This trend involves female characters not only being “fridged” but also having this process reversed and undone. “Defridging” has appeared in the recently released “Deadpool 2.” Vanessa, Wade’s primary love interest, is killed by a stray bullet before the opening credits even have a chance to roll, with said credits even commenting in surprise and anger on her death. This event drives Wade forward for most of his actions in the movie, leading to him even intentionally trying to let himself die in order to be with her again. However, in the closing mid-credits sequence, Wade goes back in time and stops Vanessa’s death from ever occurring.
By backpedalling on its own use of fridging, “Deadpool 2” attempts to use Vanessa’s death to develop and motivate Wade while at the same time avoiding any backlash by seemingly resurrecting her in the end. This strategy doesn’t appear to have worked out entirely, considering articles like one on The Mary Sue criticizing the incident still as a definitive case of “fridging,” but it was still an attempt all the same.
Even films that haven’t come out yet are possibly engaging in this brand of “fridging.” “Avengers: Infinity War,” another fairly new film, “fridged” Gamora by having Thanos, her supposed ‘father figure’ and abuser, kill her in order to gain the Soul Stone from sacrificing the one thing he ‘loves’ most. This was implemented as a plot device and character motivation for both Thanos and Peter Quill, Gamora’s love interest, so that both are consumed with grief and Quill can get mad enough to wreck the plan that would have stopped Thanos from succeeding. The implications that Thanos, who abducted and abused Gamora for most of her life, truly ‘loved’ her are a troubling enough aspect of the movie even beyond the “fridging.”
While Gamora was not brought back to life in the film, fans and theorists have tried to justify the “fridging” by believing that the sequel to “Infinity War” will resurrect her. Some of the most popular proposed methods are that Gamora is actually the Soul Stone or residing within it herself, or that the Time Stone will be used to go back in time to bring her and other characters back to life. If these or other theories regarding Gamora’s “defridging” turn out to be true, this, like the “Deadpool 2” incident, would feel like the movie studios are trying to “have their cake and eat it too.” They want that death and turmoil for their male characters while escaping trouble for the “fridging” by making it appear like it never really happened.

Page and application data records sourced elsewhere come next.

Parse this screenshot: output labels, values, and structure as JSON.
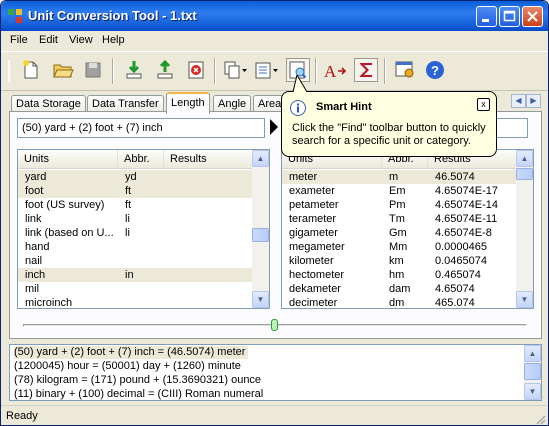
{
  "window": {
    "title": "Unit Conversion Tool - 1.txt"
  },
  "menu": [
    "File",
    "Edit",
    "View",
    "Help"
  ],
  "toolbar": {
    "icons": [
      "new-file-icon",
      "open-folder-icon",
      "save-icon",
      "import-icon",
      "export-icon",
      "delete-icon",
      "copy-dropdown-icon",
      "paste-dropdown-icon",
      "find-icon",
      "text-format-icon",
      "sum-icon",
      "options-icon",
      "help-icon"
    ]
  },
  "tabs": [
    "Data Storage",
    "Data Transfer",
    "Length",
    "Angle",
    "Area"
  ],
  "active_tab": "Length",
  "expression": {
    "value": "(50) yard + (2) foot + (7) inch"
  },
  "left_list": {
    "columns": [
      "Units",
      "Abbr.",
      "Results"
    ],
    "rows": [
      {
        "unit": "yard",
        "abbr": "yd",
        "result": "",
        "selected": true
      },
      {
        "unit": "foot",
        "abbr": "ft",
        "result": "",
        "selected": true
      },
      {
        "unit": "foot (US survey)",
        "abbr": "ft",
        "result": "",
        "selected": false
      },
      {
        "unit": "link",
        "abbr": "li",
        "result": "",
        "selected": false
      },
      {
        "unit": "link (based on U...",
        "abbr": "li",
        "result": "",
        "selected": false
      },
      {
        "unit": "hand",
        "abbr": "",
        "result": "",
        "selected": false
      },
      {
        "unit": "nail",
        "abbr": "",
        "result": "",
        "selected": false
      },
      {
        "unit": "inch",
        "abbr": "in",
        "result": "",
        "selected": true
      },
      {
        "unit": "mil",
        "abbr": "",
        "result": "",
        "selected": false
      },
      {
        "unit": "microinch",
        "abbr": "",
        "result": "",
        "selected": false
      }
    ]
  },
  "right_list": {
    "columns": [
      "Units",
      "Abbr.",
      "Results"
    ],
    "rows": [
      {
        "unit": "meter",
        "abbr": "m",
        "result": "46.5074",
        "selected": true
      },
      {
        "unit": "exameter",
        "abbr": "Em",
        "result": "4.65074E-17",
        "selected": false
      },
      {
        "unit": "petameter",
        "abbr": "Pm",
        "result": "4.65074E-14",
        "selected": false
      },
      {
        "unit": "terameter",
        "abbr": "Tm",
        "result": "4.65074E-11",
        "selected": false
      },
      {
        "unit": "gigameter",
        "abbr": "Gm",
        "result": "4.65074E-8",
        "selected": false
      },
      {
        "unit": "megameter",
        "abbr": "Mm",
        "result": "0.0000465",
        "selected": false
      },
      {
        "unit": "kilometer",
        "abbr": "km",
        "result": "0.0465074",
        "selected": false
      },
      {
        "unit": "hectometer",
        "abbr": "hm",
        "result": "0.465074",
        "selected": false
      },
      {
        "unit": "dekameter",
        "abbr": "dam",
        "result": "4.65074",
        "selected": false
      },
      {
        "unit": "decimeter",
        "abbr": "dm",
        "result": "465.074",
        "selected": false
      }
    ]
  },
  "log": [
    "(50) yard + (2) foot + (7) inch = (46.5074) meter",
    "(1200045) hour = (50001) day + (1260) minute",
    "(78) kilogram = (171) pound + (15.3690321) ounce",
    "(11) binary + (100) decimal = (CIII) Roman numeral"
  ],
  "status": "Ready",
  "hint": {
    "title": "Smart Hint",
    "body": "Click the \"Find\" toolbar button to quickly search for a specific unit or category.",
    "close": "x"
  },
  "colors": {
    "title_bar": "#0a5fd8",
    "selection": "#ece9d8",
    "balloon": "#ffffe1",
    "active_tab_accent": "#f4b24a"
  }
}
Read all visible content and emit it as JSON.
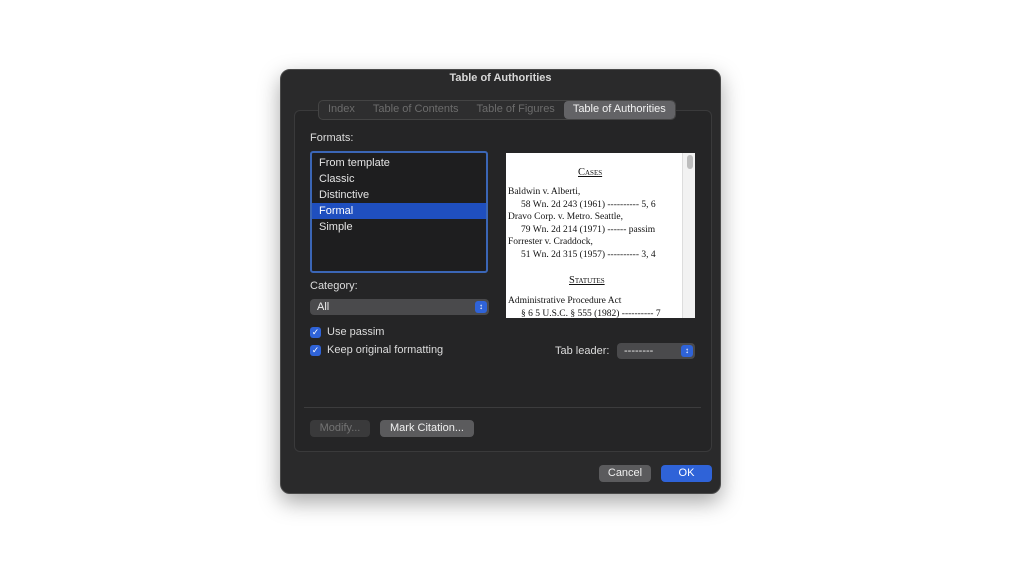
{
  "dialog": {
    "title": "Table of Authorities"
  },
  "tabs": [
    "Index",
    "Table of Contents",
    "Table of Figures",
    "Table of Authorities"
  ],
  "formats": {
    "label": "Formats:",
    "items": [
      "From template",
      "Classic",
      "Distinctive",
      "Formal",
      "Simple"
    ],
    "selected": "Formal"
  },
  "preview": {
    "cases_heading": "Cases",
    "entries": [
      {
        "name": "Baldwin v. Alberti,",
        "cite": "58 Wn. 2d 243 (1961) ---------- 5, 6"
      },
      {
        "name": "Dravo Corp. v. Metro. Seattle,",
        "cite": "79 Wn. 2d 214 (1971) ------ passim"
      },
      {
        "name": "Forrester v. Craddock,",
        "cite": "51 Wn. 2d 315 (1957) ---------- 3, 4"
      }
    ],
    "statutes_heading": "Statutes",
    "statute_name": "Administrative Procedure Act",
    "statute_cite": "§ 6 5 U.S.C. § 555 (1982) ---------- 7"
  },
  "category": {
    "label": "Category:",
    "value": "All"
  },
  "checkboxes": {
    "use_passim": "Use passim",
    "keep_formatting": "Keep original formatting"
  },
  "tab_leader": {
    "label": "Tab leader:",
    "value": "--------"
  },
  "buttons": {
    "modify": "Modify...",
    "mark_citation": "Mark Citation...",
    "cancel": "Cancel",
    "ok": "OK"
  },
  "icons": {
    "checkmark": "checkmark-icon",
    "chevron": "updown-chevron-icon"
  },
  "colors": {
    "accent": "#2f63d8",
    "selection": "#1f4fbf",
    "dialog_bg": "#2a2a2b"
  }
}
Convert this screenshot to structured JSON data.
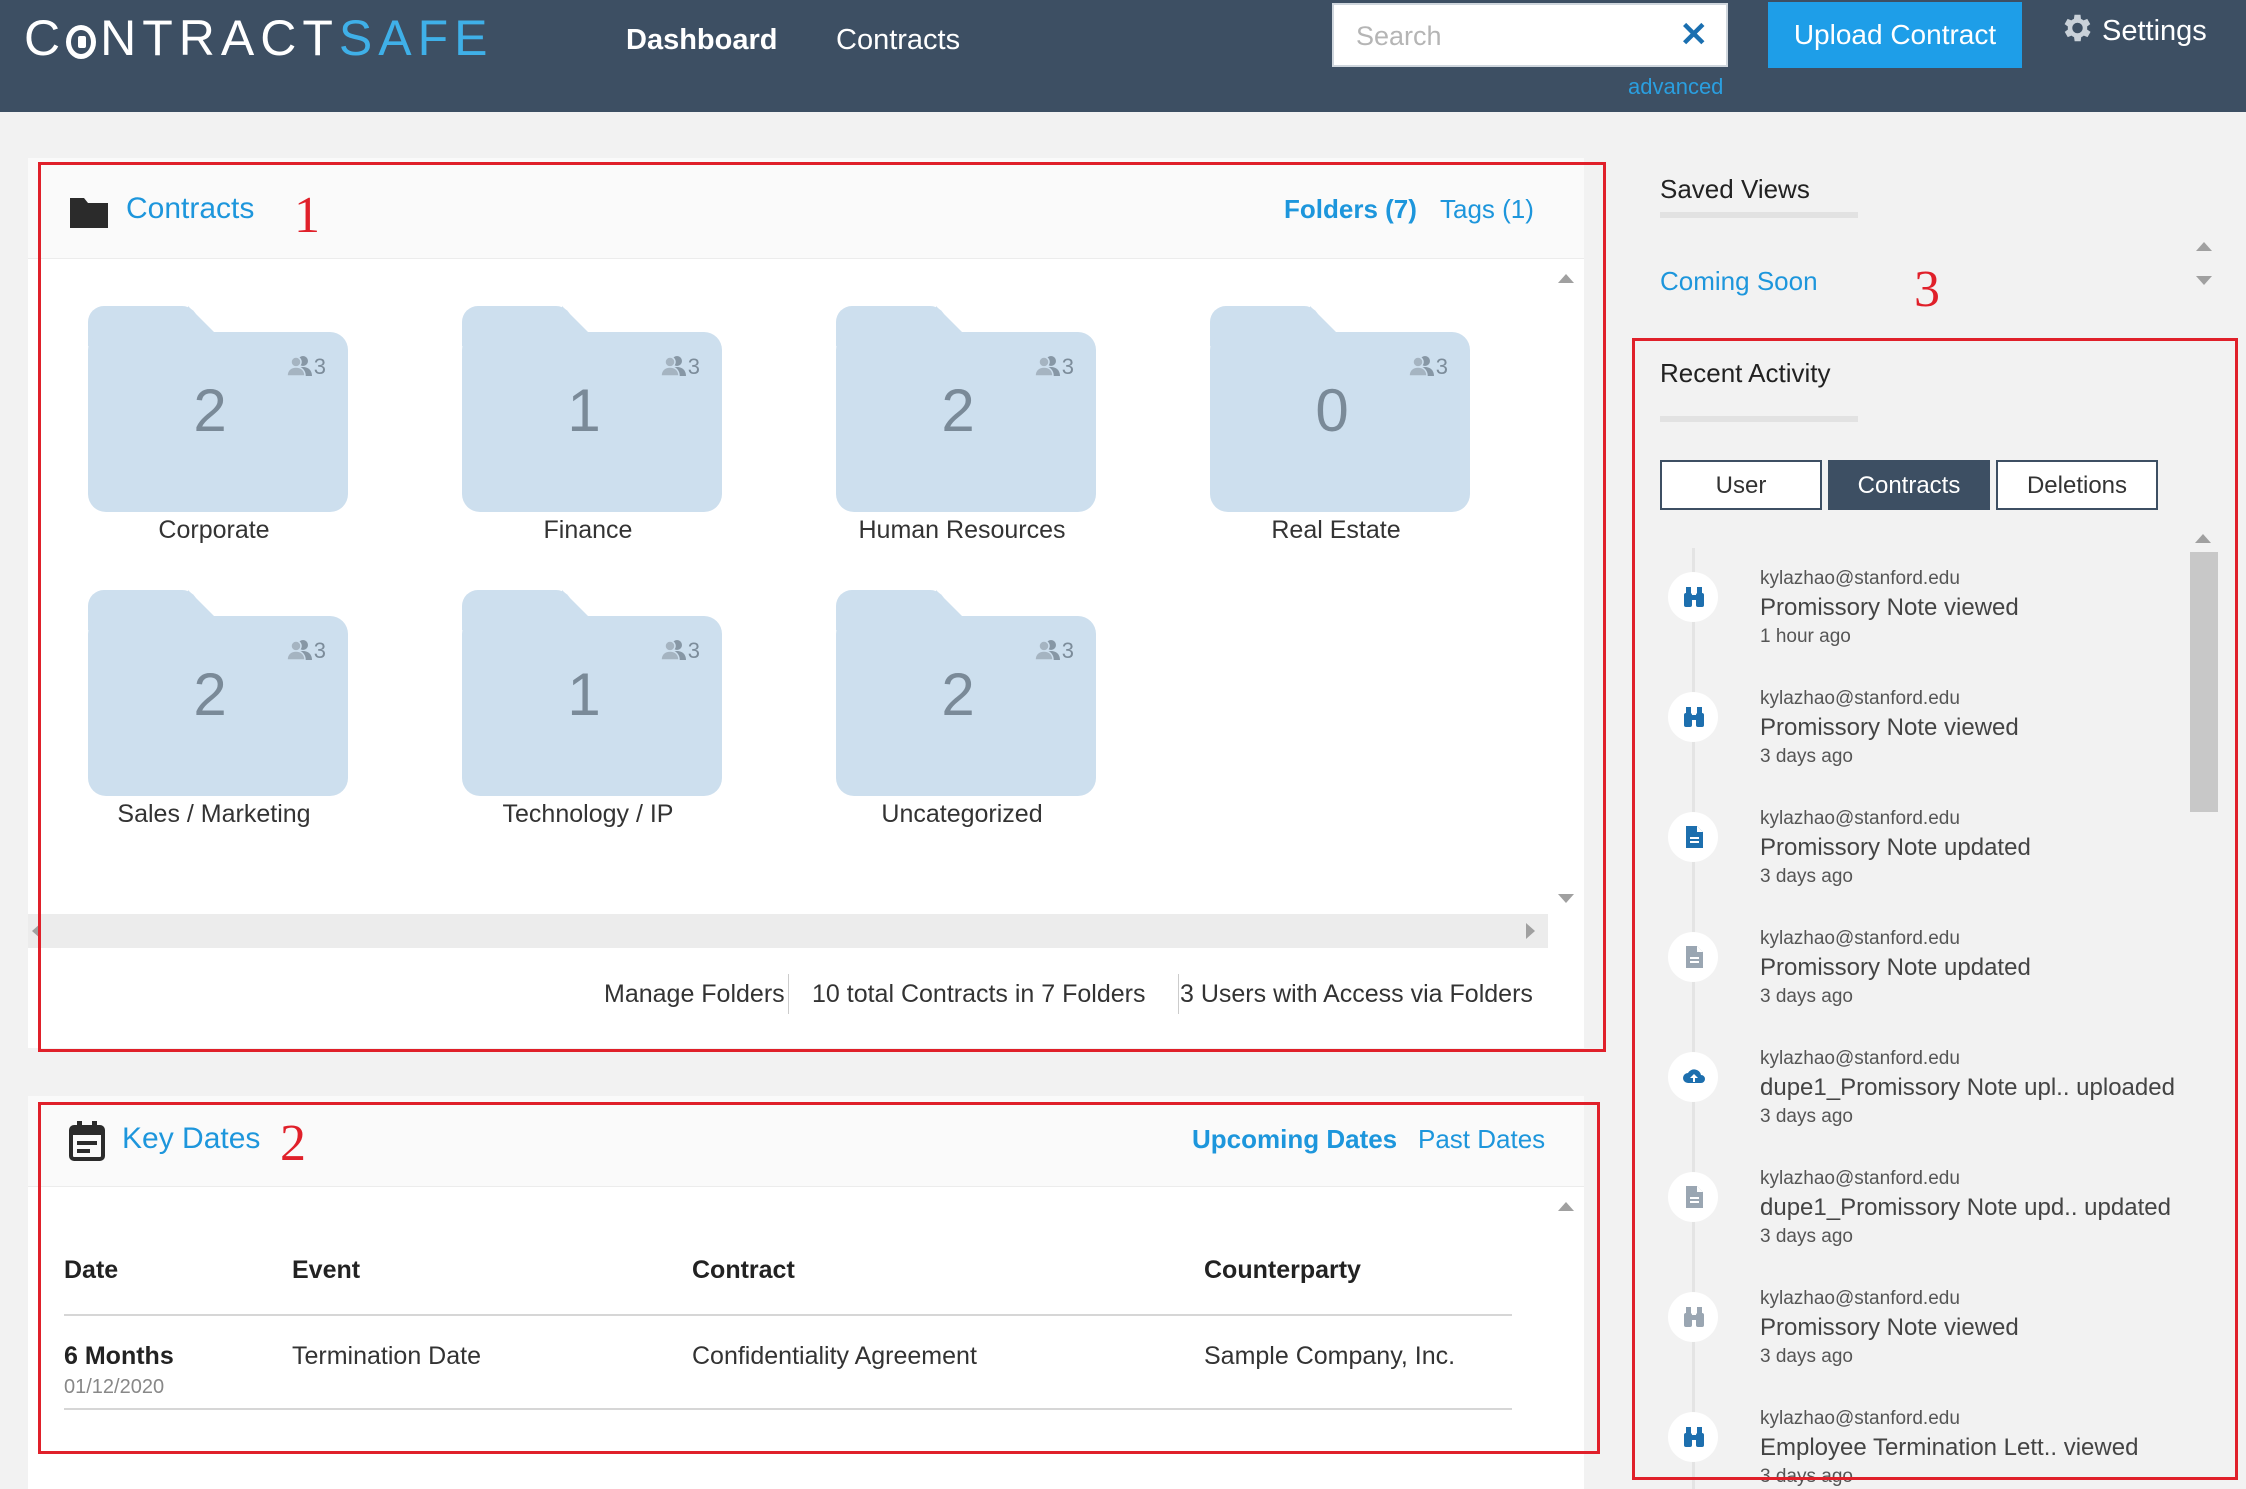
{
  "header": {
    "logo_main": "C NTRACT",
    "logo_accent": "SAFE",
    "nav": [
      "Dashboard",
      "Contracts"
    ],
    "search_placeholder": "Search",
    "search_clear": "✕",
    "advanced_link": "advanced",
    "upload_button": "Upload Contract",
    "settings": "Settings"
  },
  "annotations": [
    "1",
    "2",
    "3"
  ],
  "contracts_panel": {
    "title": "Contracts",
    "folders_tab": "Folders (7)",
    "tags_tab": "Tags (1)",
    "folders": [
      {
        "name": "Corporate",
        "count": "2",
        "users": "3"
      },
      {
        "name": "Finance",
        "count": "1",
        "users": "3"
      },
      {
        "name": "Human Resources",
        "count": "2",
        "users": "3"
      },
      {
        "name": "Real Estate",
        "count": "0",
        "users": "3"
      },
      {
        "name": "Sales / Marketing",
        "count": "2",
        "users": "3"
      },
      {
        "name": "Technology / IP",
        "count": "1",
        "users": "3"
      },
      {
        "name": "Uncategorized",
        "count": "2",
        "users": "3"
      }
    ],
    "footer": {
      "manage_folders": "Manage Folders",
      "total_contracts": "10 total Contracts in 7 Folders",
      "users_access": "3 Users with Access via Folders"
    }
  },
  "key_dates_panel": {
    "title": "Key Dates",
    "upcoming_tab": "Upcoming Dates",
    "past_tab": "Past Dates",
    "columns": [
      "Date",
      "Event",
      "Contract",
      "Counterparty"
    ],
    "rows": [
      {
        "date": "6 Months",
        "date_sub": "01/12/2020",
        "event": "Termination Date",
        "contract": "Confidentiality Agreement",
        "counterparty": "Sample Company, Inc."
      }
    ]
  },
  "sidebar": {
    "saved_views_title": "Saved Views",
    "coming_soon": "Coming Soon",
    "recent_activity_title": "Recent Activity",
    "tabs": [
      "User",
      "Contracts",
      "Deletions"
    ],
    "active_tab": "Contracts",
    "activity": [
      {
        "icon": "binoculars-icon",
        "user": "kylazhao@stanford.edu",
        "message": "Promissory Note viewed",
        "time": "1 hour ago"
      },
      {
        "icon": "binoculars-icon",
        "user": "kylazhao@stanford.edu",
        "message": "Promissory Note viewed",
        "time": "3 days ago"
      },
      {
        "icon": "document-icon",
        "user": "kylazhao@stanford.edu",
        "message": "Promissory Note updated",
        "time": "3 days ago"
      },
      {
        "icon": "document-icon",
        "user": "kylazhao@stanford.edu",
        "message": "Promissory Note updated",
        "time": "3 days ago"
      },
      {
        "icon": "cloud-upload-icon",
        "user": "kylazhao@stanford.edu",
        "message": "dupe1_Promissory Note upl.. uploaded",
        "time": "3 days ago"
      },
      {
        "icon": "document-icon",
        "user": "kylazhao@stanford.edu",
        "message": "dupe1_Promissory Note upd.. updated",
        "time": "3 days ago"
      },
      {
        "icon": "binoculars-icon",
        "user": "kylazhao@stanford.edu",
        "message": "Promissory Note viewed",
        "time": "3 days ago"
      },
      {
        "icon": "binoculars-icon",
        "user": "kylazhao@stanford.edu",
        "message": "Employee Termination Lett.. viewed",
        "time": "3 days ago"
      }
    ]
  },
  "colors": {
    "header_bg": "#3d4f63",
    "accent_blue": "#1d96dc",
    "upload_button": "#1e9ee8",
    "folder_fill": "#cddfee",
    "annotation_red": "#e0202a"
  }
}
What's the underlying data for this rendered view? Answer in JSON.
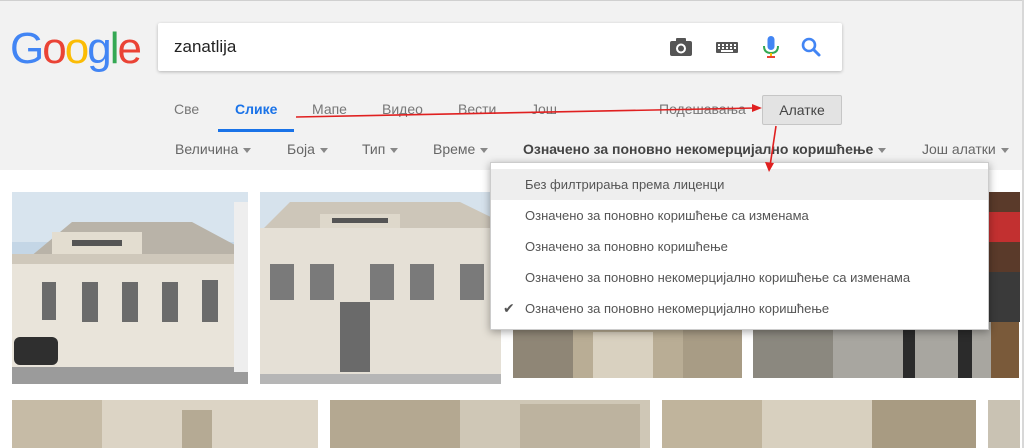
{
  "logo": {
    "letters": [
      "G",
      "o",
      "o",
      "g",
      "l",
      "e"
    ],
    "colors": [
      "#4285F4",
      "#EA4335",
      "#FBBC05",
      "#4285F4",
      "#34A853",
      "#EA4335"
    ]
  },
  "search": {
    "value": "zanatlija"
  },
  "icons": {
    "camera": "camera-icon",
    "keyboard": "keyboard-icon",
    "mic": "microphone-icon",
    "search": "search-icon"
  },
  "tabs": [
    {
      "label": "Све"
    },
    {
      "label": "Слике",
      "active": true
    },
    {
      "label": "Мапе"
    },
    {
      "label": "Видео"
    },
    {
      "label": "Вести"
    },
    {
      "label": "Још"
    }
  ],
  "settings_label": "Подешавања",
  "tools_label": "Алатке",
  "filters": [
    {
      "label": "Величина"
    },
    {
      "label": "Боја"
    },
    {
      "label": "Тип"
    },
    {
      "label": "Време"
    },
    {
      "label": "Означено за поновно некомерцијално коришћење"
    },
    {
      "label": "Још алатки"
    }
  ],
  "license_menu": {
    "items": [
      {
        "label": "Без филтрирања према лиценци",
        "highlighted": true
      },
      {
        "label": "Означено за поновно коришћење са изменама"
      },
      {
        "label": "Означено за поновно коришћење"
      },
      {
        "label": "Означено за поновно некомерцијално коришћење са изменама"
      },
      {
        "label": "Означено за поновно некомерцијално коришћење",
        "checked": true
      }
    ]
  },
  "colors": {
    "accent": "#1a73e8",
    "annotation": "#e02020"
  }
}
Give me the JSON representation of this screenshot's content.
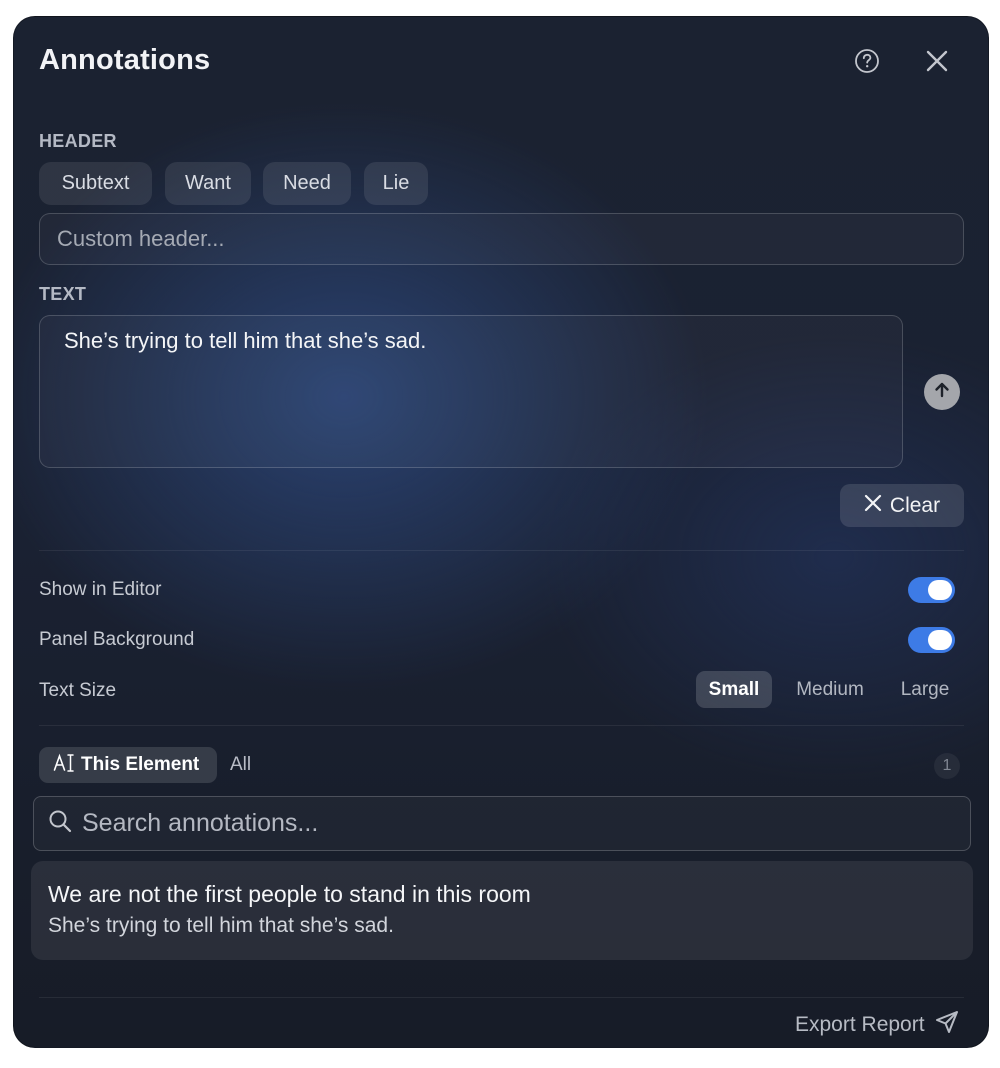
{
  "header": {
    "title": "Annotations",
    "help_icon": "question-circle-icon",
    "close_icon": "close-icon"
  },
  "header_section": {
    "label": "HEADER",
    "presets": [
      "Subtext",
      "Want",
      "Need",
      "Lie"
    ],
    "custom_input": {
      "placeholder": "Custom header...",
      "value": ""
    }
  },
  "text_section": {
    "label": "TEXT",
    "value": "She’s trying to tell him that she’s sad.",
    "submit_icon": "arrow-up-icon",
    "clear_label": "Clear"
  },
  "settings": {
    "show_in_editor": {
      "label": "Show in Editor",
      "on": true
    },
    "panel_background": {
      "label": "Panel Background",
      "on": true
    },
    "text_size": {
      "label": "Text Size",
      "options": [
        "Small",
        "Medium",
        "Large"
      ],
      "selected": "Small"
    }
  },
  "filter": {
    "this_element": "This Element",
    "all": "All",
    "count": "1"
  },
  "search": {
    "placeholder": "Search annotations..."
  },
  "results": [
    {
      "title": "We are not the first people to stand in this room",
      "text": "She’s trying to tell him that she’s sad."
    }
  ],
  "footer": {
    "export_label": "Export Report"
  },
  "colors": {
    "accent": "#3d7be6",
    "background": "#1b2231"
  }
}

But it did. They both did. In classic “fridging” terms, each recent example fits the mold. These female characters were killed to advance the stories of their surrounding male characters, whether they get brought back to life eventually or not. Given comic book films like “Thor: Ragnarok,” “Black Panther,” “Wonder Woman,” and the upcoming “Captain Marvel,” let’s hope that this trend does not move forward further but instead moves away from the notion that female pain and death is a deep and inspirational plot contrivance.